(Beginning of Data for processing)

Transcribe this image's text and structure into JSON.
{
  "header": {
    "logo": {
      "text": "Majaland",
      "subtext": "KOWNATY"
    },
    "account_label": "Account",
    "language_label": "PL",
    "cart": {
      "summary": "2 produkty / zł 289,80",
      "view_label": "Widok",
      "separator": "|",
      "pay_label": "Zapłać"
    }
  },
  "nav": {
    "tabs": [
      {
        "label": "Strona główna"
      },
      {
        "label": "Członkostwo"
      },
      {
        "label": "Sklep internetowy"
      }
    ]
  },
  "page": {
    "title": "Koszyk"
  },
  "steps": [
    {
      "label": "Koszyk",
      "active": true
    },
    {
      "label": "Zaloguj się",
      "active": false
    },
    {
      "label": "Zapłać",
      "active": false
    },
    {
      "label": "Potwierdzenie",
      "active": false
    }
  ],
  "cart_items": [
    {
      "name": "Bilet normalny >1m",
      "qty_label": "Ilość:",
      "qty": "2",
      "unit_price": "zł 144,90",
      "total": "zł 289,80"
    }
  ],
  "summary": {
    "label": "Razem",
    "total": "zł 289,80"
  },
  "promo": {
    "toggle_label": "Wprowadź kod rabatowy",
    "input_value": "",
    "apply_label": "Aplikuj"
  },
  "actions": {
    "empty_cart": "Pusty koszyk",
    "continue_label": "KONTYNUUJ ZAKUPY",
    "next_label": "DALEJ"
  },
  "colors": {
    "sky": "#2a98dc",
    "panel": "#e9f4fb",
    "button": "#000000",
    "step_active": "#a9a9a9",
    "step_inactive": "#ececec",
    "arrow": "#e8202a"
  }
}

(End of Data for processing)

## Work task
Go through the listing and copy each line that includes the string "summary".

## Solution to this problem
      "summary": "2 produkty / zł 289,80",
  "summary": {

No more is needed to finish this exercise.